DATA FOR PROCESSING section start

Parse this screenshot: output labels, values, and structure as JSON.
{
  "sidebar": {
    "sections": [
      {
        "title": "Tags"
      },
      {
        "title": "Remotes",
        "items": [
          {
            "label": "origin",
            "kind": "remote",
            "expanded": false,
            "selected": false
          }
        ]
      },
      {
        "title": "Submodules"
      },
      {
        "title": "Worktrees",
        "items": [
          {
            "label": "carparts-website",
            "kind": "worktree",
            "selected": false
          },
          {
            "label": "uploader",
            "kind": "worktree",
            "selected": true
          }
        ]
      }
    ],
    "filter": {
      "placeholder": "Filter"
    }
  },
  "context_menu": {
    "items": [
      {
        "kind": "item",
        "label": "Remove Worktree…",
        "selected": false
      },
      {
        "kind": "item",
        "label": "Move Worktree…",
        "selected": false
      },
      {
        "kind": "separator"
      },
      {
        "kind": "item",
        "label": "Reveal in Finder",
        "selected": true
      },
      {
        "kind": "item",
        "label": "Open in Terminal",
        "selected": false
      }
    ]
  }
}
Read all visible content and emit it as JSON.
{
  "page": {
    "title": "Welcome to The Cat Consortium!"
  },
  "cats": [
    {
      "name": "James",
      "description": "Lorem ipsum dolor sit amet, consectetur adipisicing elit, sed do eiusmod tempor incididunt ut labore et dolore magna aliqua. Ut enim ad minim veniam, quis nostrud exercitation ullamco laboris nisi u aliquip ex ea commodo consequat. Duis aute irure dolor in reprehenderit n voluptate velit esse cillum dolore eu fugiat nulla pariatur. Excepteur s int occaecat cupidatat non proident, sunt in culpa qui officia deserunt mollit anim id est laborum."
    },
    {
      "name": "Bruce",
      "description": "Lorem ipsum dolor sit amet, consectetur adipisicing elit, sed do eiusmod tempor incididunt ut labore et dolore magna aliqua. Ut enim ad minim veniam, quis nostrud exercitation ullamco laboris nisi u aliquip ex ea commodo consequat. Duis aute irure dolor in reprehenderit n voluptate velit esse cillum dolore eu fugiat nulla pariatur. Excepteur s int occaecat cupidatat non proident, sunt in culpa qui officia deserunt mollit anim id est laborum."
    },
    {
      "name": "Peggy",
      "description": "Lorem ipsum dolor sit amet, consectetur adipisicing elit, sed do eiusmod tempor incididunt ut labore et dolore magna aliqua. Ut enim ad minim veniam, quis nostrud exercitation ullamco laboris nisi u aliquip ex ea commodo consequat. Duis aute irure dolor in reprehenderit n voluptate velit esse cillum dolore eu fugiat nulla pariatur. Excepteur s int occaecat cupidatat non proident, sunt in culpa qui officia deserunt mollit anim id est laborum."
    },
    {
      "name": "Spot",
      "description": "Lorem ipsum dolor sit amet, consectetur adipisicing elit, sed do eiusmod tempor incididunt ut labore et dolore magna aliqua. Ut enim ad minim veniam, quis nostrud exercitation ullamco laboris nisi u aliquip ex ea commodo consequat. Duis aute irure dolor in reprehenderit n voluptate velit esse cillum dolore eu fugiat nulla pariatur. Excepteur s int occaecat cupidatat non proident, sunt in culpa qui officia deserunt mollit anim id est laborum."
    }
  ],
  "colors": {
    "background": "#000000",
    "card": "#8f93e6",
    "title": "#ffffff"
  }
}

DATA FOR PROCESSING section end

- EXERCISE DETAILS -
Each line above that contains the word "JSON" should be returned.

- SOLUTION TO THIS EXERCISE -
Parse this screenshot: output labels, values, and structure as JSON.
Read all visible content and emit it as JSON.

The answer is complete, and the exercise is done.